The long baseline neutrino experiment T2K has launched the upgrade project of its near detector ND280, crucial to reduce the systematic uncertainty in the prediction of number of events at the far detector to less than 4%. An essential component of this upgrade is a highly segmented scintillator detector, acting as a fully active target for the neutrino interactions.
The baseline concept for it is a novel device, called SuperFGD (arXiv:1707.01785, 2018_JINST_13_P02006), with dimensions of ~200x180x60 cm$^3$ and a total mass of about 2 tons. It consists of about 2x10$^6$ small scintillator cubes each of 1 cm$^3$. Each cube is covered by a chemical reflector and has three orthogonal cylindrical holes of 1.5 mm diameter. The signal readout from each cube is provided by WLS fibers (1.0 mm Kuraray Y11 multiclad fibers) inserted in these holes and connected to micro-pixel avalanche photodiodes MPPCs. We have demonstrated that this detector, providing three 2D projections, has excellent tracking performance, including a $4 \pi$ angular acceptance, especially important for short proton and pion tracks. Moreover, with its data it will be possible to clearly distinguish between photon conversions and $\nu_e$ interactions. Interest in this detector has been expressed by groups of the DUNE and ESS-nu collaboration, proposing it as a component of their near detector complex.

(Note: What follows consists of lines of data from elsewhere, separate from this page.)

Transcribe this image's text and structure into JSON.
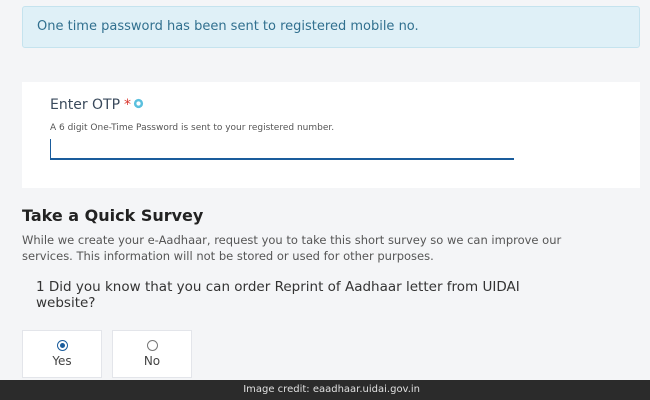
{
  "alert": {
    "message": "One time password has been sent to registered mobile no."
  },
  "otp": {
    "label": "Enter OTP",
    "required_mark": "*",
    "help_text": "A 6 digit One-Time Password is sent to your registered number.",
    "value": ""
  },
  "survey": {
    "title": "Take a Quick Survey",
    "description": "While we create your e-Aadhaar, request you to take this short survey so we can improve our services. This information will not be stored or used for other purposes.",
    "question": "1 Did you know that you can order Reprint of Aadhaar letter from UIDAI website?",
    "options": [
      {
        "label": "Yes",
        "selected": true
      },
      {
        "label": "No",
        "selected": false
      }
    ]
  },
  "credit": {
    "text": "Image credit: eaadhaar.uidai.gov.in"
  },
  "colors": {
    "alert_bg": "#dff0f7",
    "alert_text": "#31708f",
    "accent": "#1a5c9c",
    "required": "#d9342b"
  },
  "icons": {
    "info": "info-icon"
  }
}
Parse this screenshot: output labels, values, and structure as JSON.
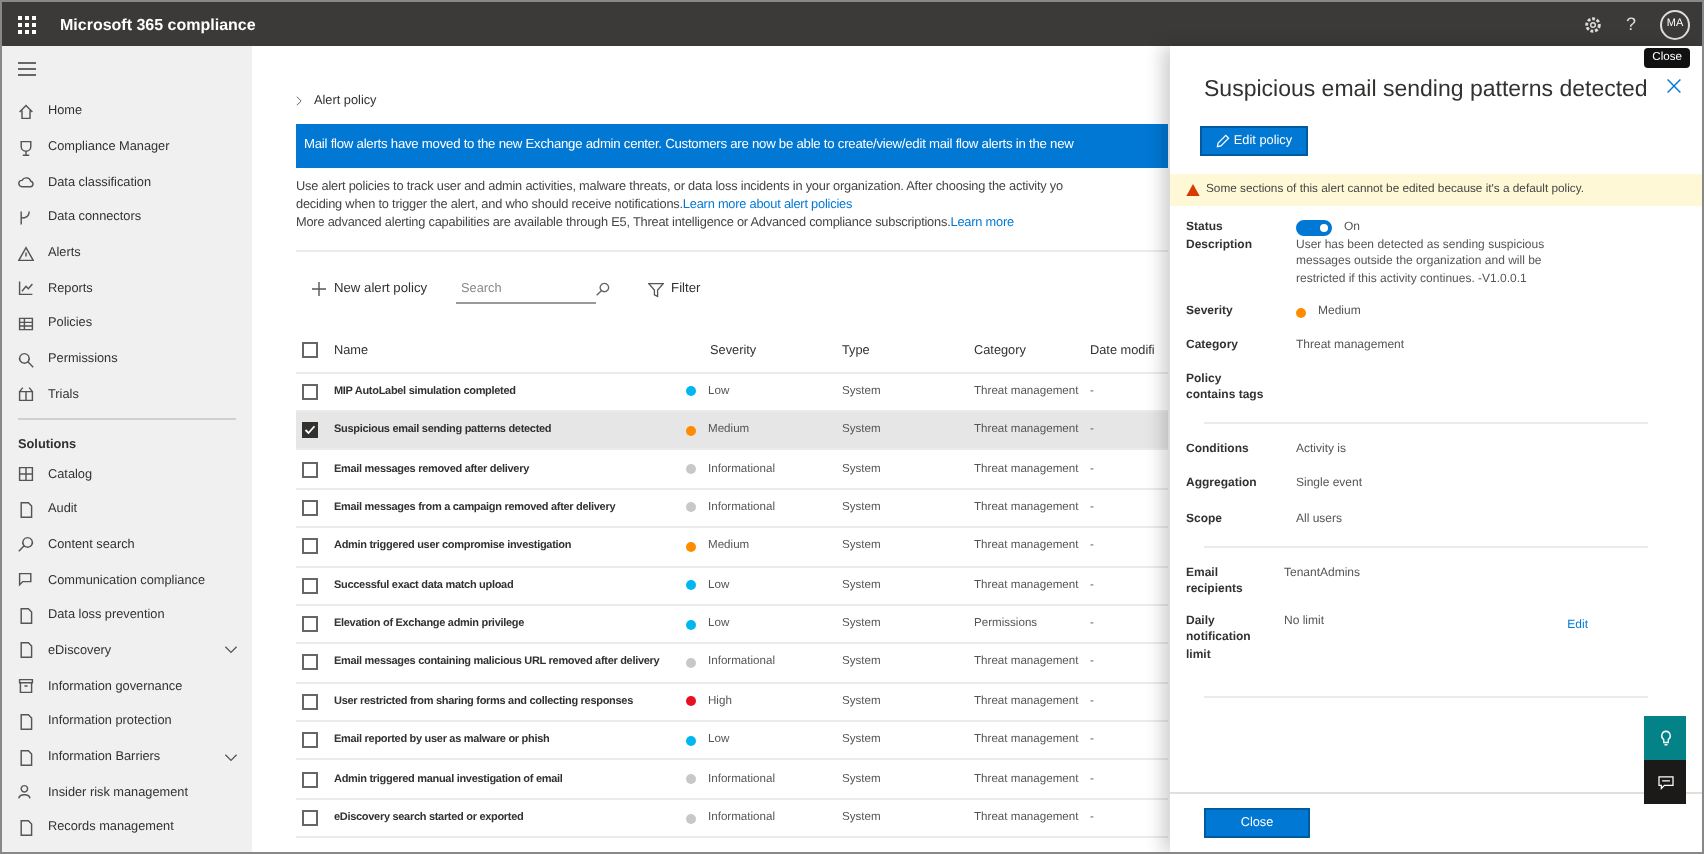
{
  "top_bar": {
    "app_title": "Microsoft 365 compliance",
    "help": "?",
    "avatar_initials": "MA"
  },
  "sidebar": {
    "items": [
      {
        "label": "Home"
      },
      {
        "label": "Compliance Manager"
      },
      {
        "label": "Data classification"
      },
      {
        "label": "Data connectors"
      },
      {
        "label": "Alerts"
      },
      {
        "label": "Reports"
      },
      {
        "label": "Policies"
      },
      {
        "label": "Permissions"
      },
      {
        "label": "Trials"
      }
    ],
    "section_title": "Solutions",
    "solution_items": [
      {
        "label": "Catalog",
        "expandable": false
      },
      {
        "label": "Audit",
        "expandable": false
      },
      {
        "label": "Content search",
        "expandable": false
      },
      {
        "label": "Communication compliance",
        "expandable": false
      },
      {
        "label": "Data loss prevention",
        "expandable": false
      },
      {
        "label": "eDiscovery",
        "expandable": true
      },
      {
        "label": "Information governance",
        "expandable": false
      },
      {
        "label": "Information protection",
        "expandable": false
      },
      {
        "label": "Information Barriers",
        "expandable": true
      },
      {
        "label": "Insider risk management",
        "expandable": false
      },
      {
        "label": "Records management",
        "expandable": false
      }
    ]
  },
  "breadcrumb": "Alert policy",
  "banner": "Mail flow alerts have moved to the new Exchange admin center. Customers are now be able to create/view/edit mail flow alerts in the new",
  "description": [
    {
      "text": "Use alert policies to track user and admin activities, malware threats, or data loss incidents in your organization. After choosing the activity yo"
    },
    {
      "text": "deciding when to trigger the alert, and who should receive notifications.",
      "link": "Learn more about alert policies"
    },
    {
      "text": "More advanced alerting capabilities are available through E5, Threat intelligence or Advanced compliance subscriptions.",
      "link": "Learn more"
    }
  ],
  "toolbar": {
    "new_button": "New alert policy",
    "search": {
      "placeholder": "Search"
    },
    "filter": "Filter"
  },
  "table": {
    "select_all_checked": false,
    "columns": [
      "Name",
      "Severity",
      "Type",
      "Category",
      "Date modifi"
    ],
    "rows": [
      {
        "name": "MIP AutoLabel simulation completed",
        "severity": "Low",
        "color": "#00b7f0",
        "type": "System",
        "category": "Threat management",
        "date": "-",
        "selected": false
      },
      {
        "name": "Suspicious email sending patterns detected",
        "severity": "Medium",
        "color": "#ff8c00",
        "type": "System",
        "category": "Threat management",
        "date": "-",
        "selected": true
      },
      {
        "name": "Email messages removed after delivery",
        "severity": "Informational",
        "color": "#c8c8c8",
        "type": "System",
        "category": "Threat management",
        "date": "-",
        "selected": false
      },
      {
        "name": "Email messages from a campaign removed after delivery",
        "severity": "Informational",
        "color": "#c8c8c8",
        "type": "System",
        "category": "Threat management",
        "date": "-",
        "selected": false
      },
      {
        "name": "Admin triggered user compromise investigation",
        "severity": "Medium",
        "color": "#ff8c00",
        "type": "System",
        "category": "Threat management",
        "date": "-",
        "selected": false
      },
      {
        "name": "Successful exact data match upload",
        "severity": "Low",
        "color": "#00b7f0",
        "type": "System",
        "category": "Threat management",
        "date": "-",
        "selected": false
      },
      {
        "name": "Elevation of Exchange admin privilege",
        "severity": "Low",
        "color": "#00b7f0",
        "type": "System",
        "category": "Permissions",
        "date": "-",
        "selected": false
      },
      {
        "name": "Email messages containing malicious URL removed after delivery",
        "severity": "Informational",
        "color": "#c8c8c8",
        "type": "System",
        "category": "Threat management",
        "date": "-",
        "selected": false
      },
      {
        "name": "User restricted from sharing forms and collecting responses",
        "severity": "High",
        "color": "#e81123",
        "type": "System",
        "category": "Threat management",
        "date": "-",
        "selected": false
      },
      {
        "name": "Email reported by user as malware or phish",
        "severity": "Low",
        "color": "#00b7f0",
        "type": "System",
        "category": "Threat management",
        "date": "-",
        "selected": false
      },
      {
        "name": "Admin triggered manual investigation of email",
        "severity": "Informational",
        "color": "#c8c8c8",
        "type": "System",
        "category": "Threat management",
        "date": "-",
        "selected": false
      },
      {
        "name": "eDiscovery search started or exported",
        "severity": "Informational",
        "color": "#c8c8c8",
        "type": "System",
        "category": "Threat management",
        "date": "-",
        "selected": false
      }
    ]
  },
  "panel": {
    "title": "Suspicious email sending patterns detected",
    "close_tooltip": "Close",
    "edit_button": "Edit policy",
    "warning": "Some sections of this alert cannot be edited because it's a default policy.",
    "status": {
      "label": "Status",
      "on": true,
      "text": "On"
    },
    "description": {
      "label": "Description",
      "value": "User has been detected as sending suspicious messages outside the organization and will be restricted if this activity continues. -V1.0.0.1"
    },
    "severity": {
      "label": "Severity",
      "value": "Medium",
      "color": "#ff8c00"
    },
    "category": {
      "label": "Category",
      "value": "Threat management"
    },
    "tags": {
      "label": "Policy contains tags"
    },
    "conditions": [
      {
        "label": "Conditions",
        "value": "Activity is"
      },
      {
        "label": "Aggregation",
        "value": "Single event"
      },
      {
        "label": "Scope",
        "value": "All users"
      }
    ],
    "notifications": [
      {
        "label": "Email recipients",
        "value": "TenantAdmins"
      },
      {
        "label": "Daily notification limit",
        "value": "No limit"
      }
    ],
    "edit_link": "Edit",
    "close_button": "Close"
  }
}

A small prototype of this detector composed of 125 cubes was tested in a beam of charged particles at CERN in 2017. The detector response of this prototype, including the light yield, the cross-talk, and the time resolution has been measured and will be presented. The progress in the R&D of this detector, future plans and results of simulations will be also reported.